Zebra Wood Tenor Ukulele

I’ve had this stripey, spalted Zebra Wood Tenor Ukulele set sitting in the wood stacks for a long time.  I was re-organizing  my wood stocks and decided that it was time to put it to good use.   I also am a sucker for spalted wood of any kind and the pattern of the spalt in this wood added good visual interest.

Zebra Wood Ukulele

I’ve made probably six zebra wood tenor ukulele using this wood and have not been disappointed.  Some of the instruments used conventional tops of spruce or cedar but on this build I decided to use all the remaining stock for top, back and sides.  The wood density compares with Koa and Myrtle woods so I found that the response and tonal qualities similar but tending to mimic Mahogany.  Zebra Wood is, however, a bit more porous than either Koa, Myrtle or Mahogany Macrophilia.  I’ve seen quite a few “laminate” instruments made from this wood but very few custom instruments.  If you have a craving to know more about Zebra Wood, go to Woods of the World Database.

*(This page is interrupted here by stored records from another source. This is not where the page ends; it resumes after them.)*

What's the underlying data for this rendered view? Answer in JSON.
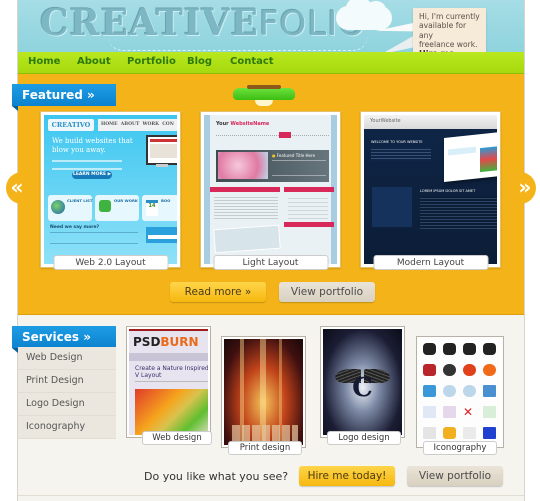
{
  "header": {
    "logo_bold": "CREATIVE",
    "logo_light": "FOLIO",
    "note_lines": [
      "Hi, I'm currently",
      "available for any",
      "freelance work."
    ],
    "note_cta": "Hire me today!"
  },
  "nav": {
    "items": [
      {
        "label": "Home"
      },
      {
        "label": "About"
      },
      {
        "label": "Portfolio"
      },
      {
        "label": "Blog"
      },
      {
        "label": "Contact"
      }
    ]
  },
  "featured": {
    "title": "Featured »",
    "prev_icon": "«",
    "next_icon": "»",
    "slides": [
      {
        "caption": "Web 2.0 Layout",
        "mock": {
          "logo": "CREATIVO",
          "menu": [
            "HOME",
            "ABOUT",
            "WORK",
            "CON"
          ],
          "headline": "We build websites that blow you away.",
          "button": "LEARN MORE ▶",
          "boxes": [
            "CLIENT LIST",
            "OUR WORK",
            "BOO"
          ],
          "footer_heading": "Need we say more?"
        }
      },
      {
        "caption": "Light Layout",
        "mock": {
          "logo_dark": "Your ",
          "logo_accent": "WebsiteName",
          "featured_title": "Featured Title Here"
        }
      },
      {
        "caption": "Modern Layout",
        "mock": {
          "logo": "YourWebsite",
          "welcome": "WELCOME TO YOUR WEBSITE",
          "lorem": "LOREM IPSUM DOLOR SIT AMET"
        }
      }
    ],
    "read_more": "Read more »",
    "view_portfolio": "View portfolio"
  },
  "services": {
    "title": "Services »",
    "items": [
      {
        "label": "Web Design"
      },
      {
        "label": "Print Design"
      },
      {
        "label": "Logo Design"
      },
      {
        "label": "Iconography"
      }
    ],
    "thumbs": [
      {
        "caption": "Web design",
        "mock_logo": "PSD",
        "mock_logo2": "BURN",
        "mock_title": "Create a Nature Inspired V Layout"
      },
      {
        "caption": "Print design"
      },
      {
        "caption": "Logo design",
        "mock_letter": "C"
      },
      {
        "caption": "Iconography"
      }
    ]
  },
  "cta": {
    "question": "Do you like what you see?",
    "hire": "Hire me today!",
    "view_portfolio": "View portfolio"
  },
  "colors": {
    "sky": "#9ad8e1",
    "nav_green": "#b0e316",
    "featured_orange": "#f4b419",
    "ribbon_blue": "#158fda",
    "nav_text": "#2e7a0c"
  }
}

The neck is a dark, solid Sapele (carbon fiber “passive” truss rod, of course), and the finger board and bridge are Munn Ebony. The accent wood is Hawaiian Koa.  The binding is India Rosewood with black/white maple purfling.

zebra wood used in ukulele constuction



curly koa

This is a solid wood instrument.  It may not be traditional, but personally, I think it is good management to use laminates in acoustic instrument construction where possible.   If well managed, laminates can produce extremely attractive, good sounding, and very strong acoustic instruments.  I remember my 25 year old brand X “car” guitar was predominately constructed of laminates–I think I dropped the big bucks at $165.  I must have carried that instrument around for at least 12 years in the car without a case and in every weather condition imaginable.  Not only did it not self destructed but it sounded great.  It has now found a new home with a friend who is continuing the tradition.   More and more I am seeing acoustic builders experiment with different construction techniques using laminates of wood and aerospace materials.  If you have a moment check out some of the innovations at Ryan Guitars.  I think you will be impressed!